Entries shown –
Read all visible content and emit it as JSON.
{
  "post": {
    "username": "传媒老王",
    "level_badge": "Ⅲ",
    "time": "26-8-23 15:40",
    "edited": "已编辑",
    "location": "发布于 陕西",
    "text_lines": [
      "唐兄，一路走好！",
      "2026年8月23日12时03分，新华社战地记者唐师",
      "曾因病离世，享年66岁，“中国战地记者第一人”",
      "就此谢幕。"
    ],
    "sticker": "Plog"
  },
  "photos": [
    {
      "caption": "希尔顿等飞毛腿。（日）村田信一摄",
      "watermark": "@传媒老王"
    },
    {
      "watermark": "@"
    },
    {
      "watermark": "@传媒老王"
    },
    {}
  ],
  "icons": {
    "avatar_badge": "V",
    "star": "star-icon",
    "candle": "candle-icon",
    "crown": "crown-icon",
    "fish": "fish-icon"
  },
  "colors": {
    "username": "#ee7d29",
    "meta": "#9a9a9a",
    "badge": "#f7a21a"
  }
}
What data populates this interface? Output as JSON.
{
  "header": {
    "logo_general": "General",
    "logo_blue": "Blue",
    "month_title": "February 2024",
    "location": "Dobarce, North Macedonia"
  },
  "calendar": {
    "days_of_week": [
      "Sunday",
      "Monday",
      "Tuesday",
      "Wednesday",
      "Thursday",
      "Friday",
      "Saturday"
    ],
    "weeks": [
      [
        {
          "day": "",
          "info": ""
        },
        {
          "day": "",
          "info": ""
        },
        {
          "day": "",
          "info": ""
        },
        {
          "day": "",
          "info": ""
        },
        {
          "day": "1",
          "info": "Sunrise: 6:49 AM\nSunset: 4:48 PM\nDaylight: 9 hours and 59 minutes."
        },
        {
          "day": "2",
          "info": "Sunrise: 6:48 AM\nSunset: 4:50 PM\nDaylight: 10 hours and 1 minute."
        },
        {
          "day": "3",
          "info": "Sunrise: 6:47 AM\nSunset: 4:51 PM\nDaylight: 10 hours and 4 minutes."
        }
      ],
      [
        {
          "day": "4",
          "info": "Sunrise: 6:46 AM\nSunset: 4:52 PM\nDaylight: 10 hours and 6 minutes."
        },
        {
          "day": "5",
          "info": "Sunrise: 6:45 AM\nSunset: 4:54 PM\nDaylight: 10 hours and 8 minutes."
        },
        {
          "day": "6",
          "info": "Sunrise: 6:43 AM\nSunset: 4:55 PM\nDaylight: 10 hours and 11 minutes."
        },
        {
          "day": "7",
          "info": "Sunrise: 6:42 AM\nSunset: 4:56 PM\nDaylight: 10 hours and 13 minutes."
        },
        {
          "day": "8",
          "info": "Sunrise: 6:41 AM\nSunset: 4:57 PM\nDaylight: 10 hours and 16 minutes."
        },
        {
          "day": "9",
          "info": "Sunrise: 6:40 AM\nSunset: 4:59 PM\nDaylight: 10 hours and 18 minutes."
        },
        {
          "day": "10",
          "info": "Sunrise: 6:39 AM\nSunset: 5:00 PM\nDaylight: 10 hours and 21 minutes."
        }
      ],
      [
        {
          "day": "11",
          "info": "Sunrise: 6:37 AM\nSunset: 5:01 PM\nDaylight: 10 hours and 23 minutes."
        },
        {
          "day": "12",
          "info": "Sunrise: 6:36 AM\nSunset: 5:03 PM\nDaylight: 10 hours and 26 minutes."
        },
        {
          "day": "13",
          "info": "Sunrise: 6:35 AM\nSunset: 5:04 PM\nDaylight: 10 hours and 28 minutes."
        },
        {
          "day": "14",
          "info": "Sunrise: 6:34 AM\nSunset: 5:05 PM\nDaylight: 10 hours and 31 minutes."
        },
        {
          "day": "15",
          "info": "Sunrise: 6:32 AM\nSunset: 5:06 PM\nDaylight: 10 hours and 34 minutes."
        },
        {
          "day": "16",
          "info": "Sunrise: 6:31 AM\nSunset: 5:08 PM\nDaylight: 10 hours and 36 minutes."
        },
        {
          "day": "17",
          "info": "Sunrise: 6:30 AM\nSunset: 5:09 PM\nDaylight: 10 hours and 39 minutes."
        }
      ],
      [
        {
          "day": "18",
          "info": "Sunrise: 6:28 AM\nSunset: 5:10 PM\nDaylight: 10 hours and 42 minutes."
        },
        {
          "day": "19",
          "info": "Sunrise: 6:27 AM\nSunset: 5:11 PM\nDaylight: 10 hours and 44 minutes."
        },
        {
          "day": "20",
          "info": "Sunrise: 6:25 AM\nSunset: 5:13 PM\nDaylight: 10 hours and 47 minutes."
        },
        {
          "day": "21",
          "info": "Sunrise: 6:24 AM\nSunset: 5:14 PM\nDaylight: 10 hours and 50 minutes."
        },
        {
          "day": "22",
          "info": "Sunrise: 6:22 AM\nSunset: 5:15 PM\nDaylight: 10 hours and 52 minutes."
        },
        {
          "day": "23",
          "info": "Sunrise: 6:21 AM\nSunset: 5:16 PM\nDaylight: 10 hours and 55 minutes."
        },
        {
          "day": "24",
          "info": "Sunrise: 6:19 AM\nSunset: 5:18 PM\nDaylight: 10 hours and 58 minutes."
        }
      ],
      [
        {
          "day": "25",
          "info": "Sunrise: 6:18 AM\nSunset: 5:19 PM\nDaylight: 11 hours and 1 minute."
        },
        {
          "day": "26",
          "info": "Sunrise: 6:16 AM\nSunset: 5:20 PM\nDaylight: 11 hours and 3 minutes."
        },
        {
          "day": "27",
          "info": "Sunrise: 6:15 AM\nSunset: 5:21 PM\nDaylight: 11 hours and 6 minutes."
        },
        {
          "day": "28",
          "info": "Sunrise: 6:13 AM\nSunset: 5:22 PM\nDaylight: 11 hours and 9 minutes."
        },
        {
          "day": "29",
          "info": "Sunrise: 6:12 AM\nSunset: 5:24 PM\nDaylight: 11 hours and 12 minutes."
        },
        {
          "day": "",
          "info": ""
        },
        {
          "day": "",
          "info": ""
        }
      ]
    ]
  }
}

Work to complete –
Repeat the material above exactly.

Problem solution –
Read all visible content and emit it as JSON.
{
  "post": {
    "username": "传媒老王",
    "level_badge": "Ⅲ",
    "time": "26-8-23 15:40",
    "edited": "已编辑",
    "location": "发布于 陕西",
    "text_lines": [
      "唐兄，一路走好！",
      "2026年8月23日12时03分，新华社战地记者唐师",
      "曾因病离世，享年66岁，“中国战地记者第一人”",
      "就此谢幕。"
    ],
    "sticker": "Plog"
  },
  "photos": [
    {
      "caption": "希尔顿等飞毛腿。（日）村田信一摄",
      "watermark": "@传媒老王"
    },
    {
      "watermark": "@"
    },
    {
      "watermark": "@传媒老王"
    },
    {}
  ],
  "icons": {
    "avatar_badge": "V",
    "star": "star-icon",
    "candle": "candle-icon",
    "crown": "crown-icon",
    "fish": "fish-icon"
  },
  "colors": {
    "username": "#ee7d29",
    "meta": "#9a9a9a",
    "badge": "#f7a21a"
  }
}
What data populates this interface? Output as JSON.
{
  "header": {
    "logo_general": "General",
    "logo_blue": "Blue",
    "month_title": "February 2024",
    "location": "Dobarce, North Macedonia"
  },
  "calendar": {
    "days_of_week": [
      "Sunday",
      "Monday",
      "Tuesday",
      "Wednesday",
      "Thursday",
      "Friday",
      "Saturday"
    ],
    "weeks": [
      [
        {
          "day": "",
          "info": ""
        },
        {
          "day": "",
          "info": ""
        },
        {
          "day": "",
          "info": ""
        },
        {
          "day": "",
          "info": ""
        },
        {
          "day": "1",
          "info": "Sunrise: 6:49 AM\nSunset: 4:48 PM\nDaylight: 9 hours and 59 minutes."
        },
        {
          "day": "2",
          "info": "Sunrise: 6:48 AM\nSunset: 4:50 PM\nDaylight: 10 hours and 1 minute."
        },
        {
          "day": "3",
          "info": "Sunrise: 6:47 AM\nSunset: 4:51 PM\nDaylight: 10 hours and 4 minutes."
        }
      ],
      [
        {
          "day": "4",
          "info": "Sunrise: 6:46 AM\nSunset: 4:52 PM\nDaylight: 10 hours and 6 minutes."
        },
        {
          "day": "5",
          "info": "Sunrise: 6:45 AM\nSunset: 4:54 PM\nDaylight: 10 hours and 8 minutes."
        },
        {
          "day": "6",
          "info": "Sunrise: 6:43 AM\nSunset: 4:55 PM\nDaylight: 10 hours and 11 minutes."
        },
        {
          "day": "7",
          "info": "Sunrise: 6:42 AM\nSunset: 4:56 PM\nDaylight: 10 hours and 13 minutes."
        },
        {
          "day": "8",
          "info": "Sunrise: 6:41 AM\nSunset: 4:57 PM\nDaylight: 10 hours and 16 minutes."
        },
        {
          "day": "9",
          "info": "Sunrise: 6:40 AM\nSunset: 4:59 PM\nDaylight: 10 hours and 18 minutes."
        },
        {
          "day": "10",
          "info": "Sunrise: 6:39 AM\nSunset: 5:00 PM\nDaylight: 10 hours and 21 minutes."
        }
      ],
      [
        {
          "day": "11",
          "info": "Sunrise: 6:37 AM\nSunset: 5:01 PM\nDaylight: 10 hours and 23 minutes."
        },
        {
          "day": "12",
          "info": "Sunrise: 6:36 AM\nSunset: 5:03 PM\nDaylight: 10 hours and 26 minutes."
        },
        {
          "day": "13",
          "info": "Sunrise: 6:35 AM\nSunset: 5:04 PM\nDaylight: 10 hours and 28 minutes."
        },
        {
          "day": "14",
          "info": "Sunrise: 6:34 AM\nSunset: 5:05 PM\nDaylight: 10 hours and 31 minutes."
        },
        {
          "day": "15",
          "info": "Sunrise: 6:32 AM\nSunset: 5:06 PM\nDaylight: 10 hours and 34 minutes."
        },
        {
          "day": "16",
          "info": "Sunrise: 6:31 AM\nSunset: 5:08 PM\nDaylight: 10 hours and 36 minutes."
        },
        {
          "day": "17",
          "info": "Sunrise: 6:30 AM\nSunset: 5:09 PM\nDaylight: 10 hours and 39 minutes."
        }
      ],
      [
        {
          "day": "18",
          "info": "Sunrise: 6:28 AM\nSunset: 5:10 PM\nDaylight: 10 hours and 42 minutes."
        },
        {
          "day": "19",
          "info": "Sunrise: 6:27 AM\nSunset: 5:11 PM\nDaylight: 10 hours and 44 minutes."
        },
        {
          "day": "20",
          "info": "Sunrise: 6:25 AM\nSunset: 5:13 PM\nDaylight: 10 hours and 47 minutes."
        },
        {
          "day": "21",
          "info": "Sunrise: 6:24 AM\nSunset: 5:14 PM\nDaylight: 10 hours and 50 minutes."
        },
        {
          "day": "22",
          "info": "Sunrise: 6:22 AM\nSunset: 5:15 PM\nDaylight: 10 hours and 52 minutes."
        },
        {
          "day": "23",
          "info": "Sunrise: 6:21 AM\nSunset: 5:16 PM\nDaylight: 10 hours and 55 minutes."
        },
        {
          "day": "24",
          "info": "Sunrise: 6:19 AM\nSunset: 5:18 PM\nDaylight: 10 hours and 58 minutes."
        }
      ],
      [
        {
          "day": "25",
          "info": "Sunrise: 6:18 AM\nSunset: 5:19 PM\nDaylight: 11 hours and 1 minute."
        },
        {
          "day": "26",
          "info": "Sunrise: 6:16 AM\nSunset: 5:20 PM\nDaylight: 11 hours and 3 minutes."
        },
        {
          "day": "27",
          "info": "Sunrise: 6:15 AM\nSunset: 5:21 PM\nDaylight: 11 hours and 6 minutes."
        },
        {
          "day": "28",
          "info": "Sunrise: 6:13 AM\nSunset: 5:22 PM\nDaylight: 11 hours and 9 minutes."
        },
        {
          "day": "29",
          "info": "Sunrise: 6:12 AM\nSunset: 5:24 PM\nDaylight: 11 hours and 12 minutes."
        },
        {
          "day": "",
          "info": ""
        },
        {
          "day": "",
          "info": ""
        }
      ]
    ]
  }
}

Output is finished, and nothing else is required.